• TASK ITEM: Each line in the entries below that holds the string "image" is to be listed.

(Interface dataset entries)
- - -
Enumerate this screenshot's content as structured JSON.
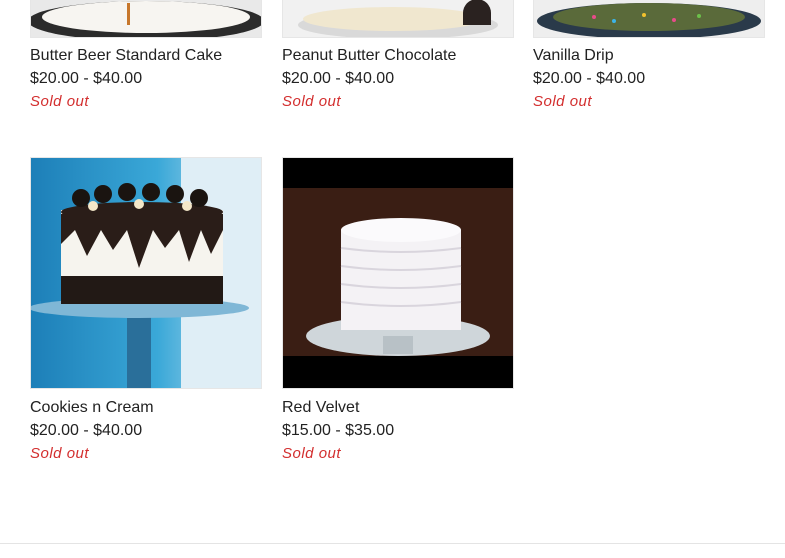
{
  "colors": {
    "sold_out": "#d32f2f",
    "text": "#222222"
  },
  "products": [
    {
      "title": "Butter Beer Standard Cake",
      "price": "$20.00 - $40.00",
      "status": "Sold out",
      "image": "butter-beer-cake-image"
    },
    {
      "title": "Peanut Butter Chocolate",
      "price": "$20.00 - $40.00",
      "status": "Sold out",
      "image": "peanut-butter-chocolate-cake-image"
    },
    {
      "title": "Vanilla Drip",
      "price": "$20.00 - $40.00",
      "status": "Sold out",
      "image": "vanilla-drip-cake-image"
    },
    {
      "title": "Cookies n Cream",
      "price": "$20.00 - $40.00",
      "status": "Sold out",
      "image": "cookies-n-cream-cake-image"
    },
    {
      "title": "Red Velvet",
      "price": "$15.00 - $35.00",
      "status": "Sold out",
      "image": "red-velvet-cake-image"
    }
  ]
}
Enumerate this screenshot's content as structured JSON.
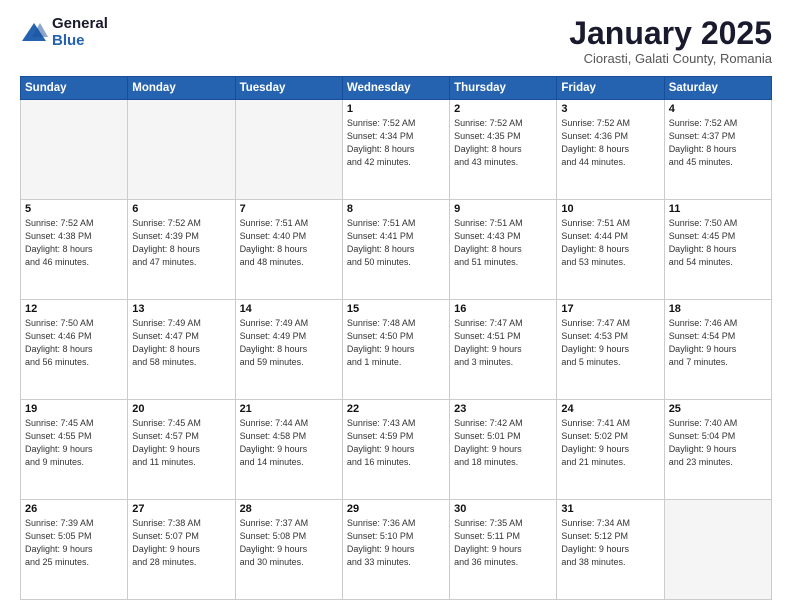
{
  "header": {
    "logo_general": "General",
    "logo_blue": "Blue",
    "month_title": "January 2025",
    "subtitle": "Ciorasti, Galati County, Romania"
  },
  "days_of_week": [
    "Sunday",
    "Monday",
    "Tuesday",
    "Wednesday",
    "Thursday",
    "Friday",
    "Saturday"
  ],
  "weeks": [
    [
      {
        "day": "",
        "empty": true
      },
      {
        "day": "",
        "empty": true
      },
      {
        "day": "",
        "empty": true
      },
      {
        "day": "1",
        "lines": [
          "Sunrise: 7:52 AM",
          "Sunset: 4:34 PM",
          "Daylight: 8 hours",
          "and 42 minutes."
        ]
      },
      {
        "day": "2",
        "lines": [
          "Sunrise: 7:52 AM",
          "Sunset: 4:35 PM",
          "Daylight: 8 hours",
          "and 43 minutes."
        ]
      },
      {
        "day": "3",
        "lines": [
          "Sunrise: 7:52 AM",
          "Sunset: 4:36 PM",
          "Daylight: 8 hours",
          "and 44 minutes."
        ]
      },
      {
        "day": "4",
        "lines": [
          "Sunrise: 7:52 AM",
          "Sunset: 4:37 PM",
          "Daylight: 8 hours",
          "and 45 minutes."
        ]
      }
    ],
    [
      {
        "day": "5",
        "lines": [
          "Sunrise: 7:52 AM",
          "Sunset: 4:38 PM",
          "Daylight: 8 hours",
          "and 46 minutes."
        ]
      },
      {
        "day": "6",
        "lines": [
          "Sunrise: 7:52 AM",
          "Sunset: 4:39 PM",
          "Daylight: 8 hours",
          "and 47 minutes."
        ]
      },
      {
        "day": "7",
        "lines": [
          "Sunrise: 7:51 AM",
          "Sunset: 4:40 PM",
          "Daylight: 8 hours",
          "and 48 minutes."
        ]
      },
      {
        "day": "8",
        "lines": [
          "Sunrise: 7:51 AM",
          "Sunset: 4:41 PM",
          "Daylight: 8 hours",
          "and 50 minutes."
        ]
      },
      {
        "day": "9",
        "lines": [
          "Sunrise: 7:51 AM",
          "Sunset: 4:43 PM",
          "Daylight: 8 hours",
          "and 51 minutes."
        ]
      },
      {
        "day": "10",
        "lines": [
          "Sunrise: 7:51 AM",
          "Sunset: 4:44 PM",
          "Daylight: 8 hours",
          "and 53 minutes."
        ]
      },
      {
        "day": "11",
        "lines": [
          "Sunrise: 7:50 AM",
          "Sunset: 4:45 PM",
          "Daylight: 8 hours",
          "and 54 minutes."
        ]
      }
    ],
    [
      {
        "day": "12",
        "lines": [
          "Sunrise: 7:50 AM",
          "Sunset: 4:46 PM",
          "Daylight: 8 hours",
          "and 56 minutes."
        ]
      },
      {
        "day": "13",
        "lines": [
          "Sunrise: 7:49 AM",
          "Sunset: 4:47 PM",
          "Daylight: 8 hours",
          "and 58 minutes."
        ]
      },
      {
        "day": "14",
        "lines": [
          "Sunrise: 7:49 AM",
          "Sunset: 4:49 PM",
          "Daylight: 8 hours",
          "and 59 minutes."
        ]
      },
      {
        "day": "15",
        "lines": [
          "Sunrise: 7:48 AM",
          "Sunset: 4:50 PM",
          "Daylight: 9 hours",
          "and 1 minute."
        ]
      },
      {
        "day": "16",
        "lines": [
          "Sunrise: 7:47 AM",
          "Sunset: 4:51 PM",
          "Daylight: 9 hours",
          "and 3 minutes."
        ]
      },
      {
        "day": "17",
        "lines": [
          "Sunrise: 7:47 AM",
          "Sunset: 4:53 PM",
          "Daylight: 9 hours",
          "and 5 minutes."
        ]
      },
      {
        "day": "18",
        "lines": [
          "Sunrise: 7:46 AM",
          "Sunset: 4:54 PM",
          "Daylight: 9 hours",
          "and 7 minutes."
        ]
      }
    ],
    [
      {
        "day": "19",
        "lines": [
          "Sunrise: 7:45 AM",
          "Sunset: 4:55 PM",
          "Daylight: 9 hours",
          "and 9 minutes."
        ]
      },
      {
        "day": "20",
        "lines": [
          "Sunrise: 7:45 AM",
          "Sunset: 4:57 PM",
          "Daylight: 9 hours",
          "and 11 minutes."
        ]
      },
      {
        "day": "21",
        "lines": [
          "Sunrise: 7:44 AM",
          "Sunset: 4:58 PM",
          "Daylight: 9 hours",
          "and 14 minutes."
        ]
      },
      {
        "day": "22",
        "lines": [
          "Sunrise: 7:43 AM",
          "Sunset: 4:59 PM",
          "Daylight: 9 hours",
          "and 16 minutes."
        ]
      },
      {
        "day": "23",
        "lines": [
          "Sunrise: 7:42 AM",
          "Sunset: 5:01 PM",
          "Daylight: 9 hours",
          "and 18 minutes."
        ]
      },
      {
        "day": "24",
        "lines": [
          "Sunrise: 7:41 AM",
          "Sunset: 5:02 PM",
          "Daylight: 9 hours",
          "and 21 minutes."
        ]
      },
      {
        "day": "25",
        "lines": [
          "Sunrise: 7:40 AM",
          "Sunset: 5:04 PM",
          "Daylight: 9 hours",
          "and 23 minutes."
        ]
      }
    ],
    [
      {
        "day": "26",
        "lines": [
          "Sunrise: 7:39 AM",
          "Sunset: 5:05 PM",
          "Daylight: 9 hours",
          "and 25 minutes."
        ]
      },
      {
        "day": "27",
        "lines": [
          "Sunrise: 7:38 AM",
          "Sunset: 5:07 PM",
          "Daylight: 9 hours",
          "and 28 minutes."
        ]
      },
      {
        "day": "28",
        "lines": [
          "Sunrise: 7:37 AM",
          "Sunset: 5:08 PM",
          "Daylight: 9 hours",
          "and 30 minutes."
        ]
      },
      {
        "day": "29",
        "lines": [
          "Sunrise: 7:36 AM",
          "Sunset: 5:10 PM",
          "Daylight: 9 hours",
          "and 33 minutes."
        ]
      },
      {
        "day": "30",
        "lines": [
          "Sunrise: 7:35 AM",
          "Sunset: 5:11 PM",
          "Daylight: 9 hours",
          "and 36 minutes."
        ]
      },
      {
        "day": "31",
        "lines": [
          "Sunrise: 7:34 AM",
          "Sunset: 5:12 PM",
          "Daylight: 9 hours",
          "and 38 minutes."
        ]
      },
      {
        "day": "",
        "empty": true
      }
    ]
  ]
}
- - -
• TASK RESPONSE:
      "image": "butter-beer-cake-image"
      "image": "peanut-butter-chocolate-cake-image"
      "image": "vanilla-drip-cake-image"
      "image": "cookies-n-cream-cake-image"
      "image": "red-velvet-cake-image"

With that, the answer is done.